Asian Tiger Mosquito
How did it get here?
Asian tiger mosquito hitched a ride to the United States
in used tires imported from Japan or Taiwan. It was first
discovered in the continental United States in 1985 in
Houston, Texas. The insect is native to New Guinea and
the islands in the Indian Ocean, ranging westward to Madagascar,
northward through India and Pakistan, and through China
to Korea and northern Japan.
How to spot
Aedes albopictus has striking black-and-white
checkered legs and a white “racing stripe"
that runs down the top
of its thorax. Its abdomen has an incomplete, white stripe
that appears as a series of bold, white dots. If you receive
a bite early in the morning or late afternoon (after sunrise
and before dusk), the culprit is most likely the Asian
tiger mosquito. Unlike other mosquitoes, it is active

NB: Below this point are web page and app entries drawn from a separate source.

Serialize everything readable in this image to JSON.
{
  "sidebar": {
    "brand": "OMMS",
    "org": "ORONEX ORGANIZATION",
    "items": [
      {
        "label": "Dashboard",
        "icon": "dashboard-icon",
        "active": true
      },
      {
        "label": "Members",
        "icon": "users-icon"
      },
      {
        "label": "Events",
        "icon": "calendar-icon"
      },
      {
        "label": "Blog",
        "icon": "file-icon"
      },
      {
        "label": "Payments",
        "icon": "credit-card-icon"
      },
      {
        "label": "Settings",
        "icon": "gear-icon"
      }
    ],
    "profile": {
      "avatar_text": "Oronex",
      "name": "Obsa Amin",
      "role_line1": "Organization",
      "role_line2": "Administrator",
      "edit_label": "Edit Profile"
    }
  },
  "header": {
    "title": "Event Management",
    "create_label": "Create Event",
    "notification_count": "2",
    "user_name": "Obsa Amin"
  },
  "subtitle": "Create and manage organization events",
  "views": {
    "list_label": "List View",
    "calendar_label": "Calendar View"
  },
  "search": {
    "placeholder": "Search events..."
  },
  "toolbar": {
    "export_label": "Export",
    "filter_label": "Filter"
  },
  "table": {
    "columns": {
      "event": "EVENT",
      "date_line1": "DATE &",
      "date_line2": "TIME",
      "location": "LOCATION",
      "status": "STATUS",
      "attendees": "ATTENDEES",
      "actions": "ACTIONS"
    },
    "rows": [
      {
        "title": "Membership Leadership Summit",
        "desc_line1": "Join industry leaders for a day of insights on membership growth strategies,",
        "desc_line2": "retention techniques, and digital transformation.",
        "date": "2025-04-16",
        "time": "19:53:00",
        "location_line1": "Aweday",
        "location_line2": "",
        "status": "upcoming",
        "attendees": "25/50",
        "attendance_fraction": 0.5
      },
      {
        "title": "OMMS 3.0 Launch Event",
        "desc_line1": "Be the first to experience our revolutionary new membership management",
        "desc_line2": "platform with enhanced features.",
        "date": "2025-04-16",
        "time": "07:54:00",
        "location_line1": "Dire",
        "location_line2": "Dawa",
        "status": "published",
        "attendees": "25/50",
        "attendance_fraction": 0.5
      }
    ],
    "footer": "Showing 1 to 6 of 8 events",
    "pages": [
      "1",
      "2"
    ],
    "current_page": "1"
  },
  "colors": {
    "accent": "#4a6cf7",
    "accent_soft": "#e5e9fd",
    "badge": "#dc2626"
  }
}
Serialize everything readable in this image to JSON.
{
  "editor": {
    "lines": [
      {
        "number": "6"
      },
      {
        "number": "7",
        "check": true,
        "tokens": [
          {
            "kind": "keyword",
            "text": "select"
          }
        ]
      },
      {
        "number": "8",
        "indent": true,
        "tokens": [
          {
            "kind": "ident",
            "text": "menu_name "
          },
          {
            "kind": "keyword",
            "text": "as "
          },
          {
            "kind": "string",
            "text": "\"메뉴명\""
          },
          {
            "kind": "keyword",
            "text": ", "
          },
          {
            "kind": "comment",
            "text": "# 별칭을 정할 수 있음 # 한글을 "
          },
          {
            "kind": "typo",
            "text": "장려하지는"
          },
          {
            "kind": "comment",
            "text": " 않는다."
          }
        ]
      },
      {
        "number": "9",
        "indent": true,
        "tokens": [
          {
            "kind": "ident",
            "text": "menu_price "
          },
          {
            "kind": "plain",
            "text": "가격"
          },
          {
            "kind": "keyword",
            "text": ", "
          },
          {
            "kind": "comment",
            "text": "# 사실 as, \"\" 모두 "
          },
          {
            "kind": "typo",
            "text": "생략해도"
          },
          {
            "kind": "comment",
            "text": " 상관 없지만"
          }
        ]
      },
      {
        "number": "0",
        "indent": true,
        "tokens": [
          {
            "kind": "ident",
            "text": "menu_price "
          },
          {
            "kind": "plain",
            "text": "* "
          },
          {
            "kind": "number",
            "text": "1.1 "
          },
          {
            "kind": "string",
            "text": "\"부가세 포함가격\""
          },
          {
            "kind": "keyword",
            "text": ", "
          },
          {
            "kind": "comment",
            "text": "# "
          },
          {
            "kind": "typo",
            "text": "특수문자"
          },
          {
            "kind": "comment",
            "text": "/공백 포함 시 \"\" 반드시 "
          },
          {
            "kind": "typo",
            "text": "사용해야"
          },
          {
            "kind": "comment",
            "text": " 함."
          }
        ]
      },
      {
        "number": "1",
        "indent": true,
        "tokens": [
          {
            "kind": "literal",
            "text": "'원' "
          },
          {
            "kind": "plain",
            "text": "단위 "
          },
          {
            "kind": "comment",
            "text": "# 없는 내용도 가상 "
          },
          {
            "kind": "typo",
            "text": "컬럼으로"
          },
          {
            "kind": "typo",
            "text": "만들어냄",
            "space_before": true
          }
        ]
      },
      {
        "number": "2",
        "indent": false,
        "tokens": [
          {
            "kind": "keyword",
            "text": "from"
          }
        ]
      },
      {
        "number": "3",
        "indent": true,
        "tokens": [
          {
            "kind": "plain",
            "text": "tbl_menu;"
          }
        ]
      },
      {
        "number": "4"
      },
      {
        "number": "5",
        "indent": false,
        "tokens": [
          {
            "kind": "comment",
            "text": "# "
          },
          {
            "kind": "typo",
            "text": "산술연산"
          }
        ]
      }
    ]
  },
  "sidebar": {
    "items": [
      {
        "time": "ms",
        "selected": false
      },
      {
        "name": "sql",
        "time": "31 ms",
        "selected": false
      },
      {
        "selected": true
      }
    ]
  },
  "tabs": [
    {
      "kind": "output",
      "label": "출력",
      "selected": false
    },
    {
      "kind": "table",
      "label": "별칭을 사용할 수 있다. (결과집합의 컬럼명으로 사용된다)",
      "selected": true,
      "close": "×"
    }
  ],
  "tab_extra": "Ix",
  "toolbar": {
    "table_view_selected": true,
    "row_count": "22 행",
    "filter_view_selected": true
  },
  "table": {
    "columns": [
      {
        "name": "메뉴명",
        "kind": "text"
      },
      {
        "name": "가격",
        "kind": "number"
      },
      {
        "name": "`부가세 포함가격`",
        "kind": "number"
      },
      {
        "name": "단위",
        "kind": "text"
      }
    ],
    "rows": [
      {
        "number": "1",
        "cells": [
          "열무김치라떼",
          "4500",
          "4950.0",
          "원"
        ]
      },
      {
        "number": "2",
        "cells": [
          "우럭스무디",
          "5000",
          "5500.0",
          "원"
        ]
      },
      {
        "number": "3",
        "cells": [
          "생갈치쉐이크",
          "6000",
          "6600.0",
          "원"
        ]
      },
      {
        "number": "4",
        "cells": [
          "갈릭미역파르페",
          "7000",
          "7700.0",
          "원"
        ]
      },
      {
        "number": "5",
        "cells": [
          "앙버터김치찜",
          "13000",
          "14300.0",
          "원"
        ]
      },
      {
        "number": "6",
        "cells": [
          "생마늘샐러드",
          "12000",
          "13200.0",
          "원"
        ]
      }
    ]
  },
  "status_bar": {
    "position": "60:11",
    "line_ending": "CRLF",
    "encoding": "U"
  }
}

and feeds during the day (diurnal), with the females seeking
blood meals from warm-blooded animals, especially people.
Your breathing gives you away: Female mosquitos hunt by
homing in on carbon dioxide, a byproduct of respiration
Mosquitoes live and reproduce near shallow, standing
water. They breed in "containers"—including
artificial ones like tires, bottles, and leaf-clogged
gutters, or natural ones such as holes in rocks or trees.
Mosquitoes need only ¼ inch of water to complete their
Male and female mosquitoes sip flower nectar
for their own sustenance, but the mated female must obtain
a blood meal for protein to nourish egg development. The
female extracts blood from a mammal or bird using its
elongated proboscis. She then deposits 40 to 150 eggs
along the sides of a container, just above the surface
of the water. The cycle of blood meals and egg-laying
continues weekly throughout the adult's lifespan, which
ranges from a few days to a few weeks. Eggs can overwinter
in water or near water, hatching when the temperature
warms. Larvae feed on debris in the water for five to
10 days, transforming into aquatic, non-feeding pupa for
about two days. Winged adults emerge from the pupa and
Asian tiger mosquitoes do not fly far from
their breeding sites, but their range is appreciably expanded
when humans inadvertently transport their eggs or larvae
in water. The international trade in used tires fueled
the mosquito's spread over wide-ranging areas, but eggs
or larvae can travel in any container. The species moved
across Florida from graveyard to graveyard in flower vases
as well as tires and other containers. See http://edis.ifas.ufl.edu/current.html#Mosquito.
Look-alikes and how to distinguish
Aedes albopictus resembles other
species of mosquitoes, but its white stripes make it virtually
Why is this animal a problem?
acquire diseases from a host animal when the female
sucks the host’s blood. The mosquito transfers
the disease to another animal during a later feeding.
In the United States, the Asian tiger mosquito may spread
diseases such as West Nile virus and encephalitis. The
Centers for Disease Control keeps a close watch on this
species because of its great potential as a disease
vector in the United States. For information on all
of the diseases potentially carried by the mosquito,
- Besides spreading disease, this mosquito inflicts
pain on humans. Its bite is no worse than other mosquitoes,
but the numbers of adults can be so high that it is
difficult to work or play in infested areas.
The United States' Public Health Service Act of 1988
requires used tires shipped from countries that are home
to the Asian tiger mosquito to be dry, clean, and fumigated.
The public can prevent the spread of mosquitoes by eliminating
• Recycle or dispose of trash and unwanted items,
especially old tires.
• Store containers indoors, cover them, or turn
them upside down.
• Clean leaf-clogged gutters so they won't hold
• Change water weekly in outdoor containers like
pet bowls, flower pots, or birdbaths.
For more information on control, see the North
Carolina Division of Environmental Health Mosquito fact
Species Curriculum for Agricultural Problem-solving Education
Information on basic ecology, identification, and the
impact of exotic species; learning modules (including
quizzes, case studies, examinations of ethics, and lesson
ABC News article: "Ferocious Tiger Mosquito Invades
the United States"
States Department of Agriculture and partners
Information on the impacts of invasive species and the
federal government's response; selected species profiles;
links to agencies and organizations dealing with invasive